Task requirements -
Reproduce all of the data below without alteration; exclude every picture.

Input material -
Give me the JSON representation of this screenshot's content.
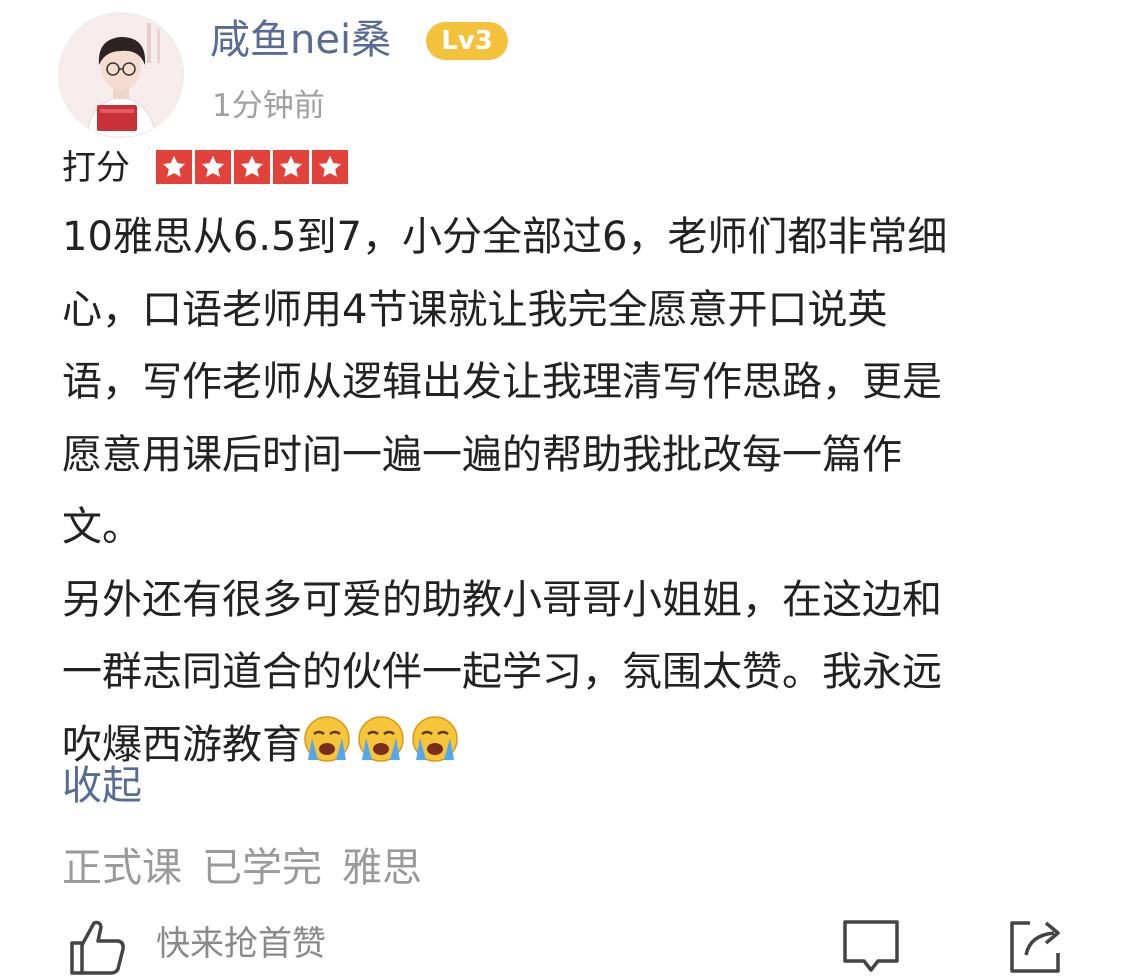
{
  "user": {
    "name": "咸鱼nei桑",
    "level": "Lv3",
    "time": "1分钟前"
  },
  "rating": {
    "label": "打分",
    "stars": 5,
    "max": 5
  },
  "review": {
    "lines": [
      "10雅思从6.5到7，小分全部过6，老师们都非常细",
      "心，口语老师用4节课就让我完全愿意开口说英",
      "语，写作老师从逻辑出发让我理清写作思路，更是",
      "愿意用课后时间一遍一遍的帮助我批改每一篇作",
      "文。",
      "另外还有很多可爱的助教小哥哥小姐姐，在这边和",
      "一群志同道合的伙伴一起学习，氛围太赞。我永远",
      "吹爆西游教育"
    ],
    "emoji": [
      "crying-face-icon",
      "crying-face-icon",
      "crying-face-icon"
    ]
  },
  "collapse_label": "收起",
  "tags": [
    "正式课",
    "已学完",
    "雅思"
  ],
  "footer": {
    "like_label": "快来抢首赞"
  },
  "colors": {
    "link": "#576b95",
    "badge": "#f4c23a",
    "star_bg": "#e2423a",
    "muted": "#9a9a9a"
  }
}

Answer to this task -
Give me the JSON representation of this screenshot's content.
{
  "user": {
    "name": "咸鱼nei桑",
    "level": "Lv3",
    "time": "1分钟前"
  },
  "rating": {
    "label": "打分",
    "stars": 5,
    "max": 5
  },
  "review": {
    "lines": [
      "10雅思从6.5到7，小分全部过6，老师们都非常细",
      "心，口语老师用4节课就让我完全愿意开口说英",
      "语，写作老师从逻辑出发让我理清写作思路，更是",
      "愿意用课后时间一遍一遍的帮助我批改每一篇作",
      "文。",
      "另外还有很多可爱的助教小哥哥小姐姐，在这边和",
      "一群志同道合的伙伴一起学习，氛围太赞。我永远",
      "吹爆西游教育"
    ],
    "emoji": [
      "crying-face-icon",
      "crying-face-icon",
      "crying-face-icon"
    ]
  },
  "collapse_label": "收起",
  "tags": [
    "正式课",
    "已学完",
    "雅思"
  ],
  "footer": {
    "like_label": "快来抢首赞"
  },
  "colors": {
    "link": "#576b95",
    "badge": "#f4c23a",
    "star_bg": "#e2423a",
    "muted": "#9a9a9a"
  }
}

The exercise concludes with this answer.